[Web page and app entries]
# # #
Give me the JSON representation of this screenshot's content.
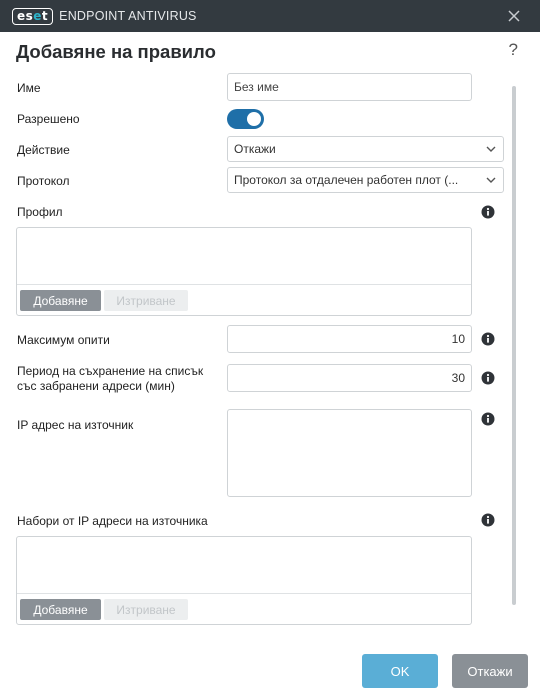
{
  "titlebar": {
    "logo_text": "eset",
    "logo_left": "es",
    "logo_mid": "e",
    "logo_right": "t",
    "app_name": "ENDPOINT ANTIVIRUS",
    "close_icon": "close-icon"
  },
  "header": {
    "title": "Добавяне на правило",
    "help_label": "?"
  },
  "form": {
    "name_label": "Име",
    "name_value": "Без име",
    "enabled_label": "Разрешено",
    "enabled_value": true,
    "action_label": "Действие",
    "action_value": "Откажи",
    "protocol_label": "Протокол",
    "protocol_value": "Протокол за отдалечен работен плот (...",
    "profile_label": "Профил",
    "profile_add": "Добавяне",
    "profile_delete": "Изтриване",
    "max_attempts_label": "Максимум опити",
    "max_attempts_value": "10",
    "blacklist_period_label_line1": "Период на съхранение на списък",
    "blacklist_period_label_line2": "със забранени адреси (мин)",
    "blacklist_period_value": "30",
    "source_ip_label": "IP адрес на източник",
    "source_ip_sets_label": "Набори от IP адреси на източника",
    "sets_add": "Добавяне",
    "sets_delete": "Изтриване"
  },
  "footer": {
    "ok_label": "OK",
    "cancel_label": "Откажи"
  },
  "colors": {
    "titlebar_bg": "#333a40",
    "toggle_on": "#1f6fa8",
    "ok_button": "#5aaed6",
    "cancel_button": "#8a9096",
    "info_icon": "#2f3338"
  }
}
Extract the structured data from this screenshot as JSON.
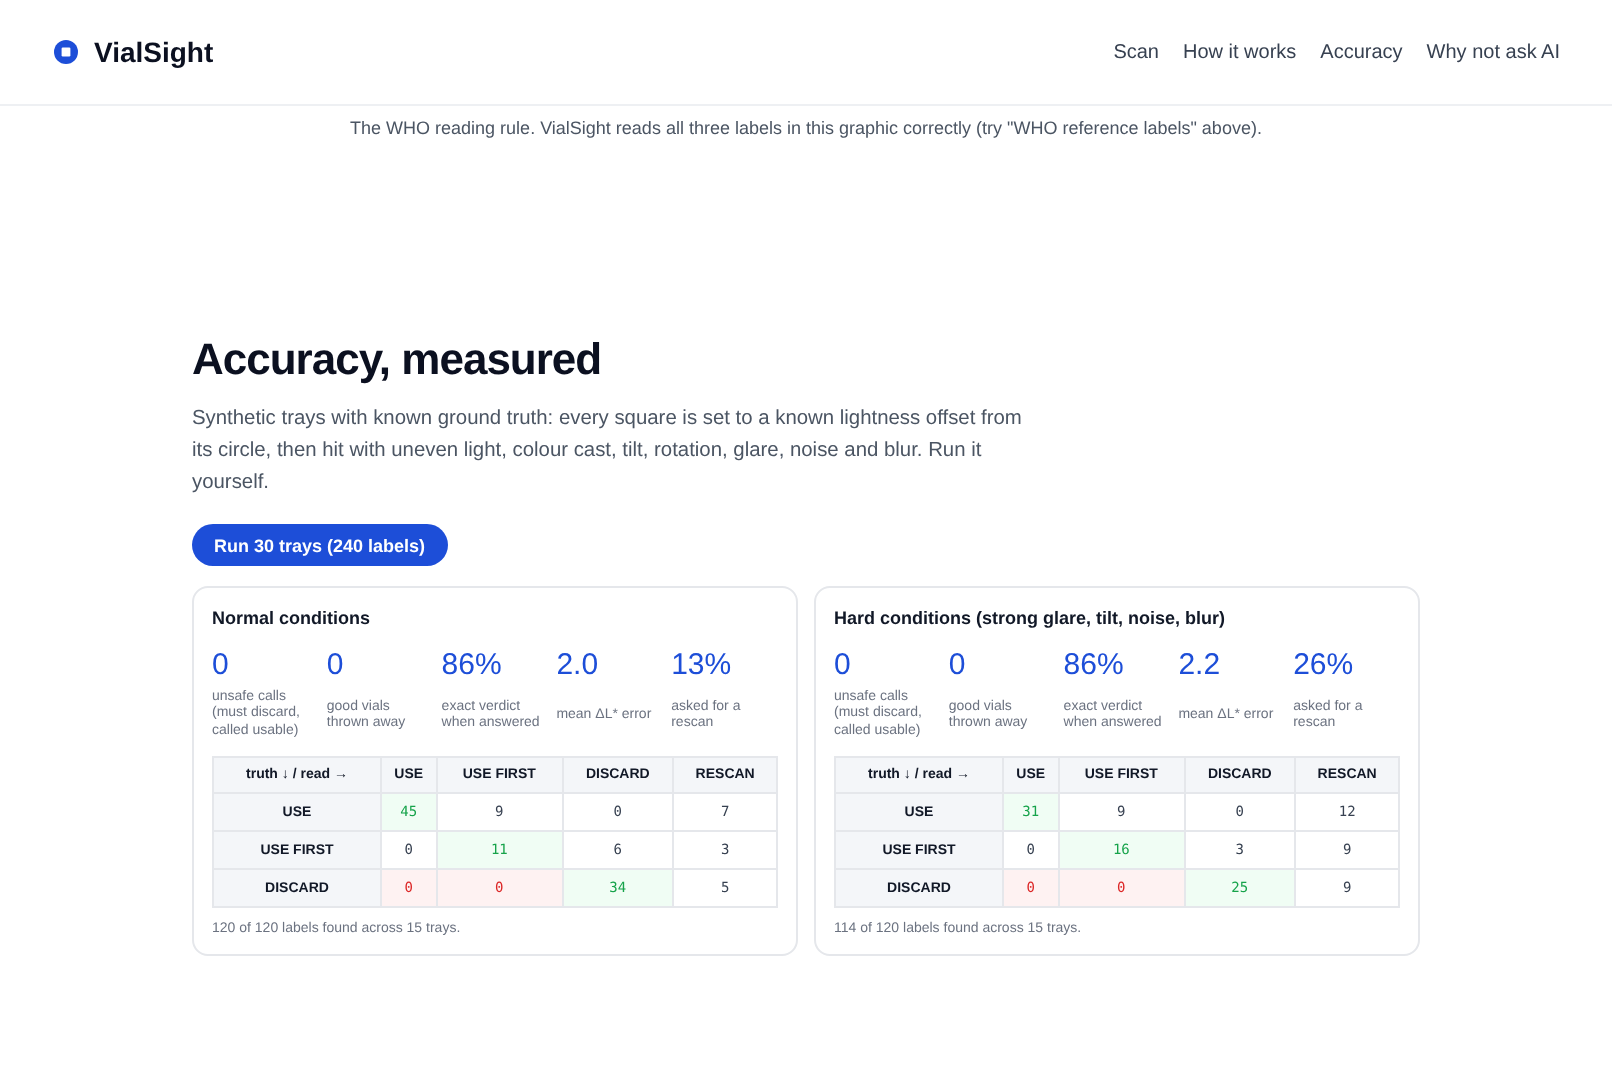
{
  "nav": {
    "brand": "VialSight",
    "links": [
      "Scan",
      "How it works",
      "Accuracy",
      "Why not ask AI"
    ]
  },
  "caption": "The WHO reading rule. VialSight reads all three labels in this graphic correctly (try \"WHO reference labels\" above).",
  "section": {
    "title": "Accuracy, measured",
    "intro": "Synthetic trays with known ground truth: every square is set to a known lightness offset from its circle, then hit with uneven light, colour cast, tilt, rotation, glare, noise and blur. Run it yourself.",
    "button": "Run 30 trays (240 labels)"
  },
  "cards": [
    {
      "title": "Normal conditions",
      "stats": [
        {
          "value": "0",
          "label": "unsafe calls (must discard, called usable)"
        },
        {
          "value": "0",
          "label": "good vials thrown away"
        },
        {
          "value": "86%",
          "label": "exact verdict when answered"
        },
        {
          "value": "2.0",
          "label": "mean ΔL* error"
        },
        {
          "value": "13%",
          "label": "asked for a rescan"
        }
      ],
      "corner": "truth ↓ / read →",
      "columns": [
        "USE",
        "USE FIRST",
        "DISCARD",
        "RESCAN"
      ],
      "rows": [
        {
          "label": "USE",
          "cells": [
            {
              "text": "45",
              "kind": "correct"
            },
            {
              "text": "9",
              "kind": "plain"
            },
            {
              "text": "0",
              "kind": "plain"
            },
            {
              "text": "7",
              "kind": "plain"
            }
          ]
        },
        {
          "label": "USE FIRST",
          "cells": [
            {
              "text": "0",
              "kind": "plain"
            },
            {
              "text": "11",
              "kind": "correct"
            },
            {
              "text": "6",
              "kind": "plain"
            },
            {
              "text": "3",
              "kind": "plain"
            }
          ]
        },
        {
          "label": "DISCARD",
          "cells": [
            {
              "text": "0",
              "kind": "unsafe"
            },
            {
              "text": "0",
              "kind": "unsafe"
            },
            {
              "text": "34",
              "kind": "correct"
            },
            {
              "text": "5",
              "kind": "plain"
            }
          ]
        }
      ],
      "footnote": "120 of 120 labels found across 15 trays."
    },
    {
      "title": "Hard conditions (strong glare, tilt, noise, blur)",
      "stats": [
        {
          "value": "0",
          "label": "unsafe calls (must discard, called usable)"
        },
        {
          "value": "0",
          "label": "good vials thrown away"
        },
        {
          "value": "86%",
          "label": "exact verdict when answered"
        },
        {
          "value": "2.2",
          "label": "mean ΔL* error"
        },
        {
          "value": "26%",
          "label": "asked for a rescan"
        }
      ],
      "corner": "truth ↓ / read →",
      "columns": [
        "USE",
        "USE FIRST",
        "DISCARD",
        "RESCAN"
      ],
      "rows": [
        {
          "label": "USE",
          "cells": [
            {
              "text": "31",
              "kind": "correct"
            },
            {
              "text": "9",
              "kind": "plain"
            },
            {
              "text": "0",
              "kind": "plain"
            },
            {
              "text": "12",
              "kind": "plain"
            }
          ]
        },
        {
          "label": "USE FIRST",
          "cells": [
            {
              "text": "0",
              "kind": "plain"
            },
            {
              "text": "16",
              "kind": "correct"
            },
            {
              "text": "3",
              "kind": "plain"
            },
            {
              "text": "9",
              "kind": "plain"
            }
          ]
        },
        {
          "label": "DISCARD",
          "cells": [
            {
              "text": "0",
              "kind": "unsafe"
            },
            {
              "text": "0",
              "kind": "unsafe"
            },
            {
              "text": "25",
              "kind": "correct"
            },
            {
              "text": "9",
              "kind": "plain"
            }
          ]
        }
      ],
      "footnote": "114 of 120 labels found across 15 trays."
    }
  ]
}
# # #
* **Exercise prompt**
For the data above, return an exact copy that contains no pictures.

* **Reply to the task**
Give me the JSON representation of this screenshot's content.
{
  "titlebar": {
    "logo_text": "eset",
    "logo_left": "es",
    "logo_mid": "e",
    "logo_right": "t",
    "app_name": "ENDPOINT ANTIVIRUS",
    "close_icon": "close-icon"
  },
  "header": {
    "title": "Добавяне на правило",
    "help_label": "?"
  },
  "form": {
    "name_label": "Име",
    "name_value": "Без име",
    "enabled_label": "Разрешено",
    "enabled_value": true,
    "action_label": "Действие",
    "action_value": "Откажи",
    "protocol_label": "Протокол",
    "protocol_value": "Протокол за отдалечен работен плот (...",
    "profile_label": "Профил",
    "profile_add": "Добавяне",
    "profile_delete": "Изтриване",
    "max_attempts_label": "Максимум опити",
    "max_attempts_value": "10",
    "blacklist_period_label_line1": "Период на съхранение на списък",
    "blacklist_period_label_line2": "със забранени адреси (мин)",
    "blacklist_period_value": "30",
    "source_ip_label": "IP адрес на източник",
    "source_ip_sets_label": "Набори от IP адреси на източника",
    "sets_add": "Добавяне",
    "sets_delete": "Изтриване"
  },
  "footer": {
    "ok_label": "OK",
    "cancel_label": "Откажи"
  },
  "colors": {
    "titlebar_bg": "#333a40",
    "toggle_on": "#1f6fa8",
    "ok_button": "#5aaed6",
    "cancel_button": "#8a9096",
    "info_icon": "#2f3338"
  }
}
Extract the structured data from this screenshot as JSON.
{
  "nav": {
    "brand": "VialSight",
    "links": [
      "Scan",
      "How it works",
      "Accuracy",
      "Why not ask AI"
    ]
  },
  "caption": "The WHO reading rule. VialSight reads all three labels in this graphic correctly (try \"WHO reference labels\" above).",
  "section": {
    "title": "Accuracy, measured",
    "intro": "Synthetic trays with known ground truth: every square is set to a known lightness offset from its circle, then hit with uneven light, colour cast, tilt, rotation, glare, noise and blur. Run it yourself.",
    "button": "Run 30 trays (240 labels)"
  },
  "cards": [
    {
      "title": "Normal conditions",
      "stats": [
        {
          "value": "0",
          "label": "unsafe calls (must discard, called usable)"
        },
        {
          "value": "0",
          "label": "good vials thrown away"
        },
        {
          "value": "86%",
          "label": "exact verdict when answered"
        },
        {
          "value": "2.0",
          "label": "mean ΔL* error"
        },
        {
          "value": "13%",
          "label": "asked for a rescan"
        }
      ],
      "corner": "truth ↓ / read →",
      "columns": [
        "USE",
        "USE FIRST",
        "DISCARD",
        "RESCAN"
      ],
      "rows": [
        {
          "label": "USE",
          "cells": [
            {
              "text": "45",
              "kind": "correct"
            },
            {
              "text": "9",
              "kind": "plain"
            },
            {
              "text": "0",
              "kind": "plain"
            },
            {
              "text": "7",
              "kind": "plain"
            }
          ]
        },
        {
          "label": "USE FIRST",
          "cells": [
            {
              "text": "0",
              "kind": "plain"
            },
            {
              "text": "11",
              "kind": "correct"
            },
            {
              "text": "6",
              "kind": "plain"
            },
            {
              "text": "3",
              "kind": "plain"
            }
          ]
        },
        {
          "label": "DISCARD",
          "cells": [
            {
              "text": "0",
              "kind": "unsafe"
            },
            {
              "text": "0",
              "kind": "unsafe"
            },
            {
              "text": "34",
              "kind": "correct"
            },
            {
              "text": "5",
              "kind": "plain"
            }
          ]
        }
      ],
      "footnote": "120 of 120 labels found across 15 trays."
    },
    {
      "title": "Hard conditions (strong glare, tilt, noise, blur)",
      "stats": [
        {
          "value": "0",
          "label": "unsafe calls (must discard, called usable)"
        },
        {
          "value": "0",
          "label": "good vials thrown away"
        },
        {
          "value": "86%",
          "label": "exact verdict when answered"
        },
        {
          "value": "2.2",
          "label": "mean ΔL* error"
        },
        {
          "value": "26%",
          "label": "asked for a rescan"
        }
      ],
      "corner": "truth ↓ / read →",
      "columns": [
        "USE",
        "USE FIRST",
        "DISCARD",
        "RESCAN"
      ],
      "rows": [
        {
          "label": "USE",
          "cells": [
            {
              "text": "31",
              "kind": "correct"
            },
            {
              "text": "9",
              "kind": "plain"
            },
            {
              "text": "0",
              "kind": "plain"
            },
            {
              "text": "12",
              "kind": "plain"
            }
          ]
        },
        {
          "label": "USE FIRST",
          "cells": [
            {
              "text": "0",
              "kind": "plain"
            },
            {
              "text": "16",
              "kind": "correct"
            },
            {
              "text": "3",
              "kind": "plain"
            },
            {
              "text": "9",
              "kind": "plain"
            }
          ]
        },
        {
          "label": "DISCARD",
          "cells": [
            {
              "text": "0",
              "kind": "unsafe"
            },
            {
              "text": "0",
              "kind": "unsafe"
            },
            {
              "text": "25",
              "kind": "correct"
            },
            {
              "text": "9",
              "kind": "plain"
            }
          ]
        }
      ],
      "footnote": "114 of 120 labels found across 15 trays."
    }
  ]
}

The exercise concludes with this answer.